For more information about match capital including capital providers, see the Match Capital channel.


Sub-grantees are required to provide a contribution of at least 25% derived from non-Federal funds (or funds from a Federal regional commission or authority), except in high-cost areas. Waivers to match can be granted at the discretion of NTIA.

Eligible Sources 

While most applicants will get their match capital from their own balance sheet, or through a combination of equity and / or debt investors, the match may also be provided by the State, a unit of local government, a utility company, a cooperative, a nonprofit organization, a for-profit company, regional planning or governmental organization, a Federal regional commission or authority, or an combination thereof.

May include in-kind contributions and may include funds that were provided to an Eligible Entity or sub-grantee under

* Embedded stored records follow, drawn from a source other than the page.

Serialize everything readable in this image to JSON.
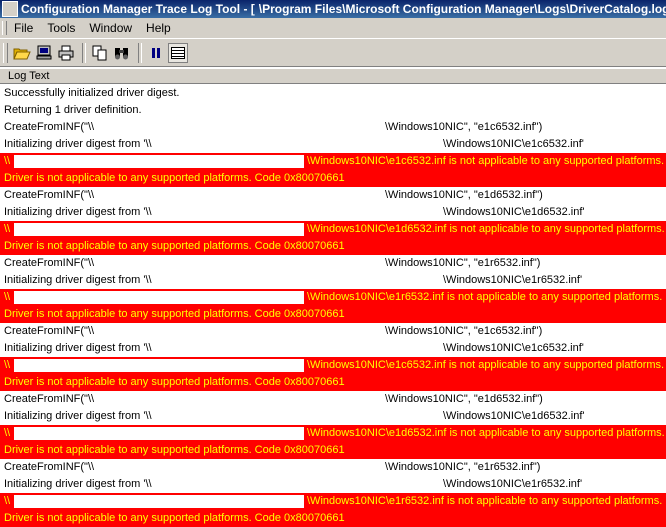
{
  "title": {
    "prefix": "Configuration Manager Trace Log Tool - [",
    "suffix": "\\Program Files\\Microsoft Configuration Manager\\Logs\\DriverCatalog.log]"
  },
  "menu": [
    "File",
    "Tools",
    "Window",
    "Help"
  ],
  "toolbar": {
    "icons": [
      "open-folder-icon",
      "computer-icon",
      "print-icon",
      "copy-icon",
      "find-icon",
      "pause-icon",
      "log-view-icon"
    ]
  },
  "column_header": "Log Text",
  "rows": [
    {
      "type": "info",
      "a": "Successfully initialized driver digest."
    },
    {
      "type": "info",
      "a": "Returning 1 driver definition."
    },
    {
      "type": "info",
      "a": "CreateFromINF(\"\\\\",
      "b": "\\Windows10NIC\", \"e1c6532.inf\")"
    },
    {
      "type": "info",
      "a": "Initializing driver digest from '\\\\",
      "c": "\\Windows10NIC\\e1c6532.inf'"
    },
    {
      "type": "err",
      "a": "\\\\",
      "d": "\\Windows10NIC\\e1c6532.inf is not applicable to any supported platforms."
    },
    {
      "type": "err",
      "a": "Driver is not applicable to any supported platforms. Code 0x80070661"
    },
    {
      "type": "info",
      "a": "CreateFromINF(\"\\\\",
      "b": "\\Windows10NIC\", \"e1d6532.inf\")"
    },
    {
      "type": "info",
      "a": "Initializing driver digest from '\\\\",
      "c": "\\Windows10NIC\\e1d6532.inf'"
    },
    {
      "type": "err",
      "a": "\\\\",
      "d": "\\Windows10NIC\\e1d6532.inf is not applicable to any supported platforms."
    },
    {
      "type": "err",
      "a": "Driver is not applicable to any supported platforms. Code 0x80070661"
    },
    {
      "type": "info",
      "a": "CreateFromINF(\"\\\\",
      "b": "\\Windows10NIC\", \"e1r6532.inf\")"
    },
    {
      "type": "info",
      "a": "Initializing driver digest from '\\\\",
      "c": "\\Windows10NIC\\e1r6532.inf'"
    },
    {
      "type": "err",
      "a": "\\\\",
      "d": "\\Windows10NIC\\e1r6532.inf is not applicable to any supported platforms."
    },
    {
      "type": "err",
      "a": "Driver is not applicable to any supported platforms. Code 0x80070661"
    },
    {
      "type": "info",
      "a": "CreateFromINF(\"\\\\",
      "b": "\\Windows10NIC\", \"e1c6532.inf\")"
    },
    {
      "type": "info",
      "a": "Initializing driver digest from '\\\\",
      "c": "\\Windows10NIC\\e1c6532.inf'"
    },
    {
      "type": "err",
      "a": "\\\\",
      "d": "\\Windows10NIC\\e1c6532.inf is not applicable to any supported platforms."
    },
    {
      "type": "err",
      "a": "Driver is not applicable to any supported platforms. Code 0x80070661"
    },
    {
      "type": "info",
      "a": "CreateFromINF(\"\\\\",
      "b": "\\Windows10NIC\", \"e1d6532.inf\")"
    },
    {
      "type": "info",
      "a": "Initializing driver digest from '\\\\",
      "c": "\\Windows10NIC\\e1d6532.inf'"
    },
    {
      "type": "err",
      "a": "\\\\",
      "d": "\\Windows10NIC\\e1d6532.inf is not applicable to any supported platforms."
    },
    {
      "type": "err",
      "a": "Driver is not applicable to any supported platforms. Code 0x80070661"
    },
    {
      "type": "info",
      "a": "CreateFromINF(\"\\\\",
      "b": "\\Windows10NIC\", \"e1r6532.inf\")"
    },
    {
      "type": "info",
      "a": "Initializing driver digest from '\\\\",
      "c": "\\Windows10NIC\\e1r6532.inf'"
    },
    {
      "type": "err",
      "a": "\\\\",
      "d": "\\Windows10NIC\\e1r6532.inf is not applicable to any supported platforms."
    },
    {
      "type": "err",
      "a": "Driver is not applicable to any supported platforms. Code 0x80070661"
    }
  ],
  "colors": {
    "error_bg": "#ff0000",
    "error_text": "#ffff00",
    "title_bg": "#0a246a"
  }
}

  • Families First Coronavirus Response Act
  • The CARES Act
  • Consolidated Appropriations Act 2021
  • The American Rescue Plan Act of 2021
  • Any amendment made by an Act described above

For definition, Federal regional commission or authority means:

  • Appalachian Regional Commission
  • Delta Regional Authority
  • Denali Commission
  • Northern Border Regional Commission

Related Broadband Grant Terms

Broadband Grant Terms